As the central action during Tufts SJP’s Israeli Apartheid Week 2014, the campus awoke to a mock “Uphill” settlement constructed on the patio of the campus center situated “Downhill” between dorms and classrooms. Uphill versus Downhill: this meaningless geographic distinction and rivalry on Tufts University’s campus was transformed into a metaphor for the violent asymmetry of occupation and colonization in Israel/Palestine.
Traditionally ‘uphill’ has been the seat of the administration’s power, as well as home to the majority of the academic buildings on campus. However most students actually live downhill, as the vast majority of dormitories and the campus center are located in the downhill portion of campus. We erected a border wall, covered with graffiti slogans—“This Wall Will Fall!”—and evicted downhill residents from the lower patio, blind-folding and detaining them on the steps. The previous night, mock demolition notices were slipped under each downhill dorm door informing students that their dorm was scheduled for demolition. Unlike downhill residents, uphill residents awoke to flyers advertising a free trip to Uphill for those eligible (“Uphill with Uphill residents”) that promised rides on Jumbo the elephant (the popular Tufts mascot) and a connection to this “Uphill homeland”.
Though an imperfect metaphor, this mock settlement let us introduce the concept of occupation into the often-insulated Tufts bubble. We wanted to make clear the difference between a symmetrical conflict and an occupation in order to bring home the unequal power dynamics and to expose our community’s role in reproducing and normalizing Israel’s apartheid system. Israeli Apartheid Week, is in part, about reclaiming words, such as “apartheid” and “settler colonialism”, that alone can do justice in approximating the violence perpetrated against the Palestinian people. By reframing these dynamics in the familiar university environment, we disrupt the comfort of the Tufts community and the notion of “business as usual”. Our demonstration also unveils the privileges of safety and security that students of an elite university take for granted as well as the privilege many exercise unknowingly when they choose not to take a side. As South African Archbishop Desmond Tutu warned, “If you are neutral in situations of injustice, you have chosen the side of the oppressor.”
Taking a side and making educated decisions is a process. The mock Birthright flyers were not intended to shame those eligible for the trip, but to remind students that this “free trip” is most definitely not free. Interrogating the sources and intentions of the Birthright program is vital for anyone going, and central to our direct action was the demand that Tufts students who choose to accept the trip must go actively questioning and analyzing everything. To this end, we distributed in the course of the action Tufts SJP’s Birthright Primer. This primer, written in 2012, deconstructs “what you will hear on Birthright” and gives testimonies from Tufts students who returned from Birthright as well as providing educational resources for trip extensions to the West Bank and other opportunities.
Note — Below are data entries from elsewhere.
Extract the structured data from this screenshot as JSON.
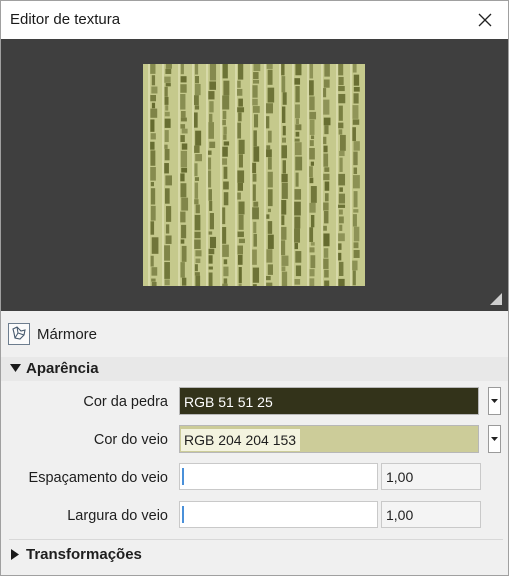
{
  "window": {
    "title": "Editor de textura"
  },
  "material": {
    "name": "Mármore",
    "icon": "marble-material-icon"
  },
  "sections": {
    "appearance": {
      "label": "Aparência",
      "expanded": true,
      "properties": {
        "stone_color": {
          "label": "Cor da pedra",
          "value": "RGB 51 51 25",
          "color": "#33331a"
        },
        "vein_color": {
          "label": "Cor do veio",
          "value": "RGB 204 204 153",
          "color": "#cccc99"
        },
        "vein_spacing": {
          "label": "Espaçamento do veio",
          "value": "1,00",
          "level": 0.0
        },
        "vein_width": {
          "label": "Largura do veio",
          "value": "1,00",
          "level": 0.0
        }
      }
    },
    "transforms": {
      "label": "Transformações",
      "expanded": false
    }
  },
  "colors": {
    "preview_background": "#3f3f3f",
    "texture_base": "#c5c98c",
    "texture_stripe": "#646a2e",
    "accent": "#4a90d9"
  }
}
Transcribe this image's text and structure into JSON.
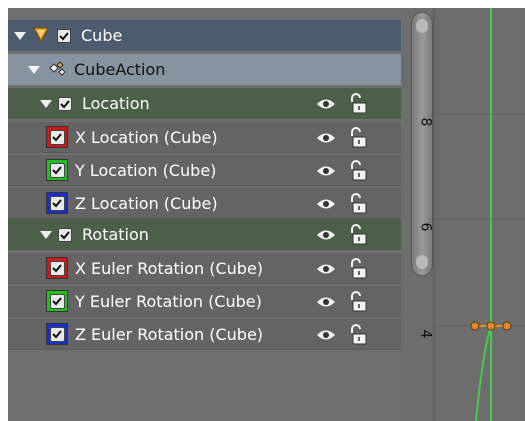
{
  "colors": {
    "object_row": "#4c5b6d",
    "action_row": "#8693a0",
    "group_row": "#4c5f49",
    "channel_row": "#646464",
    "x_channel": "#d01818",
    "y_channel": "#20c020",
    "z_channel": "#1a2ed0",
    "curve": "#47c64a",
    "keyframe": "#e08a2a"
  },
  "channels": {
    "object": {
      "label": "Cube",
      "icon": "object-data-icon",
      "checked": true
    },
    "action": {
      "label": "CubeAction",
      "icon": "action-icon"
    },
    "groups": [
      {
        "label": "Location",
        "checked": true,
        "channels": [
          {
            "label": "X Location (Cube)",
            "color": "#d01818",
            "checked": true
          },
          {
            "label": "Y Location (Cube)",
            "color": "#20c020",
            "checked": true
          },
          {
            "label": "Z Location (Cube)",
            "color": "#1a2ed0",
            "checked": true
          }
        ]
      },
      {
        "label": "Rotation",
        "checked": true,
        "channels": [
          {
            "label": "X Euler Rotation (Cube)",
            "color": "#d01818",
            "checked": true
          },
          {
            "label": "Y Euler Rotation (Cube)",
            "color": "#20c020",
            "checked": true
          },
          {
            "label": "Z Euler Rotation (Cube)",
            "color": "#1a2ed0",
            "checked": true
          }
        ]
      }
    ]
  },
  "graph": {
    "y_ticks": [
      "8",
      "6",
      "4"
    ]
  }
}
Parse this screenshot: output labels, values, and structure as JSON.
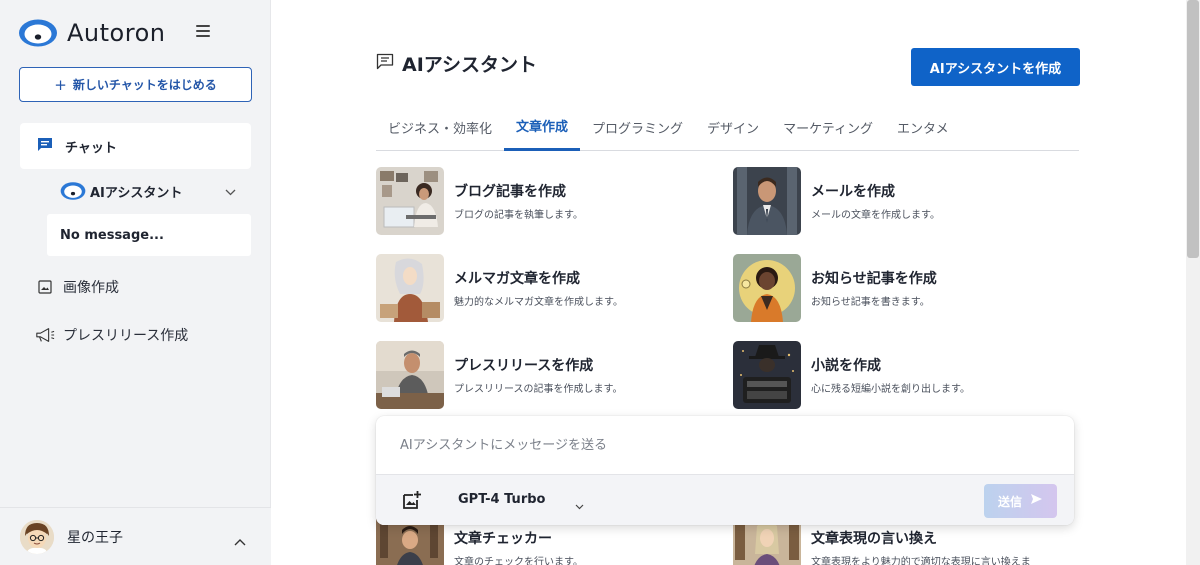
{
  "sidebar": {
    "brand": "Autoron",
    "new_chat_label": "新しいチャットをはじめる",
    "chat_label": "チャット",
    "assistant_label": "AIアシスタント",
    "no_message": "No message...",
    "image_label": "画像作成",
    "press_label": "プレスリリース作成",
    "user_name": "星の王子"
  },
  "main": {
    "title": "AIアシスタント",
    "create_button": "AIアシスタントを作成",
    "tabs": [
      {
        "label": "ビジネス・効率化"
      },
      {
        "label": "文章作成",
        "active": true
      },
      {
        "label": "プログラミング"
      },
      {
        "label": "デザイン"
      },
      {
        "label": "マーケティング"
      },
      {
        "label": "エンタメ"
      }
    ],
    "cards": [
      {
        "title": "ブログ記事を作成",
        "desc": "ブログの記事を執筆します。"
      },
      {
        "title": "メールを作成",
        "desc": "メールの文章を作成します。"
      },
      {
        "title": "メルマガ文章を作成",
        "desc": "魅力的なメルマガ文章を作成します。"
      },
      {
        "title": "お知らせ記事を作成",
        "desc": "お知らせ記事を書きます。"
      },
      {
        "title": "プレスリリースを作成",
        "desc": "プレスリリースの記事を作成します。"
      },
      {
        "title": "小説を作成",
        "desc": "心に残る短編小説を創り出します。"
      },
      {
        "title": "文章チェッカー",
        "desc": "文章のチェックを行います。"
      },
      {
        "title": "文章表現の言い換え",
        "desc": "文章表現をより魅力的で適切な表現に言い換えま"
      }
    ]
  },
  "composer": {
    "placeholder": "AIアシスタントにメッセージを送る",
    "model": "GPT-4 Turbo",
    "send_label": "送信"
  },
  "colors": {
    "accent": "#0f63c8",
    "tab_active": "#1b5fb8",
    "sidebar_bg": "#f2f3f5"
  }
}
Israeli Apartheid Week is also about reminding our entire school community of our complicity in Israel’s apartheid regime. Like many universities, Tufts invests thousands of dollars of its endowment in corporations profiting from the Israeli occupation.
For instance, while Tufts refuses to make public its investment portfolio, we know that as of 2010, our university had direct holdings in Hewlett-Packard, an IT giant that “provides ongoing support and maintenance to a biometric ID system installed in Israeli checkpoints in the occupied West Bank, which deprive Palestinians of freedom of movement in their own land and allow the Israeli military occupation to grant or deny special privileges to the civilians under its control”. Like our predecessors in the South African anti-apartheid movement of the 1980s, Tufts SJP is calling for the administration to end its normalizing support for apartheid globally and divest from HP and other companies sustaining Israel’s system of racialized oppression.
Tufts is hardly alone. All across the U.S., Students for Justice in Palestine groups and other solidarity organizations are pressuring their institutions to honor the 2005 Palestinian civil society call for boycott, divestment, and sanctions (BDS). This past weekend was the first East Coast Regional Students for Justice in Palestine Conference. In follow-up to the national conference in October 2013, SJP East organized a conference to promote regional cooperation, creativity, and solidarity. Students for Justice in Palestine is committed to building broad-based movements on college campuses seeking to decolonize our educational institutions by working to dismantle apartheid and settler-colonialism both in Israel/Palestine and at home.